Below are the records; copy each line in which "すべての" occurs.

-------- DATA PROVIDED --------

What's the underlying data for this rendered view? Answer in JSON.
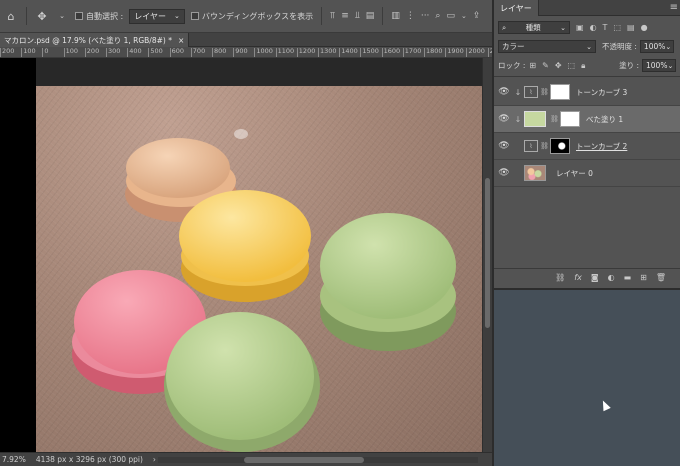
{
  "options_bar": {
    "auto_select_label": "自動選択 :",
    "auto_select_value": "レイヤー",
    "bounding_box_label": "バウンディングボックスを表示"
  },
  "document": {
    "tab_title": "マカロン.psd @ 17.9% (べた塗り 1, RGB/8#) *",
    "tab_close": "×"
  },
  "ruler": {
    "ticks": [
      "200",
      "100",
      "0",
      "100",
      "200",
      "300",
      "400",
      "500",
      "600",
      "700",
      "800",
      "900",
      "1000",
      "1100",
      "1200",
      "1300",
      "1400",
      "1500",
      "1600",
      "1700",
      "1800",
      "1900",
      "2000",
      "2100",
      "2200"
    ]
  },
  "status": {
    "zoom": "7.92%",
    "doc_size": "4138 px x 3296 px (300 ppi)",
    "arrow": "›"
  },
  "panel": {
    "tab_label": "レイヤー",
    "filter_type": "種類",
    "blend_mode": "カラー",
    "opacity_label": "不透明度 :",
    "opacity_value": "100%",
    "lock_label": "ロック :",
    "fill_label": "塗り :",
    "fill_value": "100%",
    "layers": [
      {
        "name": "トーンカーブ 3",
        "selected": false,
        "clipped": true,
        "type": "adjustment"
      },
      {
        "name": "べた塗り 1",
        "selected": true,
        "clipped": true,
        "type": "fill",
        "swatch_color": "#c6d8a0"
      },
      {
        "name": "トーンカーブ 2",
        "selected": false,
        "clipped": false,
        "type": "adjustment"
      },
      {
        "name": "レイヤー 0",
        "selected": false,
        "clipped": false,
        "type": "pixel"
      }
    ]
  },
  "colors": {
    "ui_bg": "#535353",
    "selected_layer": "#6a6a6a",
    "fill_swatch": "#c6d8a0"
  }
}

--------
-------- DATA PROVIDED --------

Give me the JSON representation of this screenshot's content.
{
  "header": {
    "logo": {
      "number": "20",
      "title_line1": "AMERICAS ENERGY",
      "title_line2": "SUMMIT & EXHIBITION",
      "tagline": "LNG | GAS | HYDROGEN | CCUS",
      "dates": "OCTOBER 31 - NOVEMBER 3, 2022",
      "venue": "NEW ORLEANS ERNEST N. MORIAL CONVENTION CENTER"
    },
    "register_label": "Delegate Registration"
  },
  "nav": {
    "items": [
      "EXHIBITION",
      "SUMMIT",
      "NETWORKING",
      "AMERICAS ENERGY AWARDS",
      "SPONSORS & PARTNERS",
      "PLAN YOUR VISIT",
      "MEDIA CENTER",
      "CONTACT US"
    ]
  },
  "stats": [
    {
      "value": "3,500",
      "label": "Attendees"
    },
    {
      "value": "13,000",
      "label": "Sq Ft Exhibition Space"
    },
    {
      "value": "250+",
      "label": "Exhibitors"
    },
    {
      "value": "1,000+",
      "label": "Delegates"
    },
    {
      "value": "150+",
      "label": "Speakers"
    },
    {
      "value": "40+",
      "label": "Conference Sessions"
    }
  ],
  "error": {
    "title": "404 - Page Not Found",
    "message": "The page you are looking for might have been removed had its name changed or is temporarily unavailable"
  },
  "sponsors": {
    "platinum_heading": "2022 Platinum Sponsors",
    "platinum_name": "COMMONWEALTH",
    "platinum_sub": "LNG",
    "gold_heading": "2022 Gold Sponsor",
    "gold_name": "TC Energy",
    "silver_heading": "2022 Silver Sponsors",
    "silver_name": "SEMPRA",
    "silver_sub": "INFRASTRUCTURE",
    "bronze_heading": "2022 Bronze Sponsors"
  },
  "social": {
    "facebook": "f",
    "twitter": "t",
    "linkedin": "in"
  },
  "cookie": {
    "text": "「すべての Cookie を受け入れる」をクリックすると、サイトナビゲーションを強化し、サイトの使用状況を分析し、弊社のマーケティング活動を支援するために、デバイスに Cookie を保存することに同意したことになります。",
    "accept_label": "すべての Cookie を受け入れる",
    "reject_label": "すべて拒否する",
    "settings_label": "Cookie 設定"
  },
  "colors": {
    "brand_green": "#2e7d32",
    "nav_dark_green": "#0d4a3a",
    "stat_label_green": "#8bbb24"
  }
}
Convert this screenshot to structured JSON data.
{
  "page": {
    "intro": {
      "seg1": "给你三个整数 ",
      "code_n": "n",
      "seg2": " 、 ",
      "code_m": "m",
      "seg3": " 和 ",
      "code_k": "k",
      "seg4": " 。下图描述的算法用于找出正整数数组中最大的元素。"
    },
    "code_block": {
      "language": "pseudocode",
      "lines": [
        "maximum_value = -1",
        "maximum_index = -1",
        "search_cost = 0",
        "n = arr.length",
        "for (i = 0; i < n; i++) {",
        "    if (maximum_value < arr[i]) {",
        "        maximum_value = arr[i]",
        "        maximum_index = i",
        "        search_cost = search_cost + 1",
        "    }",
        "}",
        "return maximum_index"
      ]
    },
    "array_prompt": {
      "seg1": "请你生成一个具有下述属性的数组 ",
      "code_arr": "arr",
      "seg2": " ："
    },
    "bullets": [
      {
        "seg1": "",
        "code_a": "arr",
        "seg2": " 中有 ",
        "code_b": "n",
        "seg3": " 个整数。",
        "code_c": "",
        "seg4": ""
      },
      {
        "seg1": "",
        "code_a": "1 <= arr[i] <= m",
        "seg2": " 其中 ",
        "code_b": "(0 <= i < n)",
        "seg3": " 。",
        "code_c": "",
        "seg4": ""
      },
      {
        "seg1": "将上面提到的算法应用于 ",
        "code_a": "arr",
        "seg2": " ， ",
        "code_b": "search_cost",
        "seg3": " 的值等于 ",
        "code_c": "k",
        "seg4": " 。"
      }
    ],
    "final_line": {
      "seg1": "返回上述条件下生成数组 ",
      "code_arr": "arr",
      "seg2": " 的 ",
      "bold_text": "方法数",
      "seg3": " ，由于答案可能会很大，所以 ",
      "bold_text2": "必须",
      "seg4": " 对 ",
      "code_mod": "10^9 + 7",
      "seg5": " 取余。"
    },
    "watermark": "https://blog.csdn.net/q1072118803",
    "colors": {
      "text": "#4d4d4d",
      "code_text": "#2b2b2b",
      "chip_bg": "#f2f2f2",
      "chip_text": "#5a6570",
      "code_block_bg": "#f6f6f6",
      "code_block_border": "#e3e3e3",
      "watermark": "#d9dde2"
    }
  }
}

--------

EXPECTED OUTPUT:
    "text": "「すべての Cookie を受け入れる」をクリックすると、サイトナビゲーションを強化し、サイトの使用状況を分析し、弊社のマーケティング活動を支援するために、デバイスに Cookie を保存することに同意したことになります。",
    "accept_label": "すべての Cookie を受け入れる",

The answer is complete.